Analytical Chemistry in High-Alpine Environmental Research


  • Margit Schwikowski



Snow and ice chemistry studies in the high-altitude regions of the Alps give insight into present and past atmospheric chemistry. Impurities found in snow originate from atmospheric aerosol particles or reactive trace gases and, thus, represent a broad spectrum of chemical species such as water-soluble inorganic and organic ions, insoluble minerals, organic components, soot, trace metals, etc. Consequently, a variety of analytical techniques need to be applied in snow chemistry studies, including ion chromatography, inductively coupled plasma optical emission or mass spectrometry, atomic absorption spectrometry etc. A few details of the respective methods used in our laboratory are discussed here. Since snow samples are characterised by low impurity concentrations, they are particularly sensitive with respect to stability and contamination. Thus, special care in sample handling is required. Investigations of the geographical, seasonal and year-to-year variations of the concentrations and deposition fluxes of major ionic species were carried out in the Alps. Concentrations of ammonium, nitrate and sulphate showed a West to East increase, which was, however, not reflected in the total flux, since precipitation heights exhibited an opposite pattern.

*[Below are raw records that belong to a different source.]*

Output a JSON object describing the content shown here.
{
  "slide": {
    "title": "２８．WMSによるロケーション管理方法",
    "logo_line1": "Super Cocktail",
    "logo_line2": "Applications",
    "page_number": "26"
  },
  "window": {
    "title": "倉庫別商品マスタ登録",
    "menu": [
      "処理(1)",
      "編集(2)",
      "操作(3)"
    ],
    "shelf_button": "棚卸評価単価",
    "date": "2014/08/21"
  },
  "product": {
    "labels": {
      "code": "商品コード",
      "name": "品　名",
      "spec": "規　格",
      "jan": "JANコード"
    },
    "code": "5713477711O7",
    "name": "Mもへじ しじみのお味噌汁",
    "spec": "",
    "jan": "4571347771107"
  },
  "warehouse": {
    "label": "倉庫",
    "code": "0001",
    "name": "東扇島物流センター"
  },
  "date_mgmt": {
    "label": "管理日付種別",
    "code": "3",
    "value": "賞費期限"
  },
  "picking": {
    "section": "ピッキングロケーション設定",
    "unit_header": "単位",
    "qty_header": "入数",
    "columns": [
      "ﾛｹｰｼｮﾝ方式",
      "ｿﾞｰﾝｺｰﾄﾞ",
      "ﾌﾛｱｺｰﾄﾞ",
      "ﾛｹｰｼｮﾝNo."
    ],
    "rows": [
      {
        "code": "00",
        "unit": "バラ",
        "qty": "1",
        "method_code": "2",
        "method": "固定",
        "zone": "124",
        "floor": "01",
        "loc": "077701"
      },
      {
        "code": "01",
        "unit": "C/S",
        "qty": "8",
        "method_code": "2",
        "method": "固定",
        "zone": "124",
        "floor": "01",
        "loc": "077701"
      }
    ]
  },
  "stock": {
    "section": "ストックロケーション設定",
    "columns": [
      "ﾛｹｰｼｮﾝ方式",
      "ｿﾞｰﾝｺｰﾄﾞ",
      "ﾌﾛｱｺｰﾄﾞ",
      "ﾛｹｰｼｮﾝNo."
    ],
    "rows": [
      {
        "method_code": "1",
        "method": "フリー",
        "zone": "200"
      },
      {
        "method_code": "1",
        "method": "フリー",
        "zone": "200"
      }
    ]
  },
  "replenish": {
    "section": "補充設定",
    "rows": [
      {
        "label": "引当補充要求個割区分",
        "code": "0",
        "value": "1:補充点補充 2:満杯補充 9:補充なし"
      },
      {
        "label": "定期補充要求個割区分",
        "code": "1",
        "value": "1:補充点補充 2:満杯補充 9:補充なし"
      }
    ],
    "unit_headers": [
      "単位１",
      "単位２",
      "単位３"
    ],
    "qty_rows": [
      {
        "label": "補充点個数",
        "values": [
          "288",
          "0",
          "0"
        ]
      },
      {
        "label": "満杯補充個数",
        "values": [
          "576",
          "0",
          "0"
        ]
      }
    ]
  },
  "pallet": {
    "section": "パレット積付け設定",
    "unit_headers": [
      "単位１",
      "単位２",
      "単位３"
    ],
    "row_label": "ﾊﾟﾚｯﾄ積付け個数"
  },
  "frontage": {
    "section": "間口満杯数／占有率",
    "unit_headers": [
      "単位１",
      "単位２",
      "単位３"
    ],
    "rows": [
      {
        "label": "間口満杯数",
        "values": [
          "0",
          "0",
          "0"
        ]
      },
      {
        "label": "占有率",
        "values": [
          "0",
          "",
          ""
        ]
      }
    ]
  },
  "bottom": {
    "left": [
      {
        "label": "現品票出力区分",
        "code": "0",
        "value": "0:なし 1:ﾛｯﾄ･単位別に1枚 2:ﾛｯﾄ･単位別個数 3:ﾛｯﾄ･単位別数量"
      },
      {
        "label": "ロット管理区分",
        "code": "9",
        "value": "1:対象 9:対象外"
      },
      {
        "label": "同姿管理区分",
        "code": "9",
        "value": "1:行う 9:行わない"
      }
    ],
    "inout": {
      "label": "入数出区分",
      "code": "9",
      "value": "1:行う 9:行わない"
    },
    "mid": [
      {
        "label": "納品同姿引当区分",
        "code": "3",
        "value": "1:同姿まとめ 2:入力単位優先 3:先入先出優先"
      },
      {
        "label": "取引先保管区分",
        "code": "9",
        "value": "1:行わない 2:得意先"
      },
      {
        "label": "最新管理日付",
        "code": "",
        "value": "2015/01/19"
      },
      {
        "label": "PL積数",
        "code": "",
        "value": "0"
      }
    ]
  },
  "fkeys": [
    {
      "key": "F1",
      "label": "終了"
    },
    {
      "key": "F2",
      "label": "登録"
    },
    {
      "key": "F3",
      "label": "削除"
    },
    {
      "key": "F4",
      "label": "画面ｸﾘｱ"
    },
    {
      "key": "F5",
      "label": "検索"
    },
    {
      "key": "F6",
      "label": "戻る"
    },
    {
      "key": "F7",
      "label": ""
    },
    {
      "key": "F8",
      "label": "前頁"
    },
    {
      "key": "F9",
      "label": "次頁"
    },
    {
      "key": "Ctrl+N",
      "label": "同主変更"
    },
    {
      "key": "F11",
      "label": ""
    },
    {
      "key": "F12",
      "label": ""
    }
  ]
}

Long-term records from an alpine glacier revealed substantial increases of sulphate, ammonium, nitrate, and lead in the course of the last 100 years.






Analytical Science in Switzerland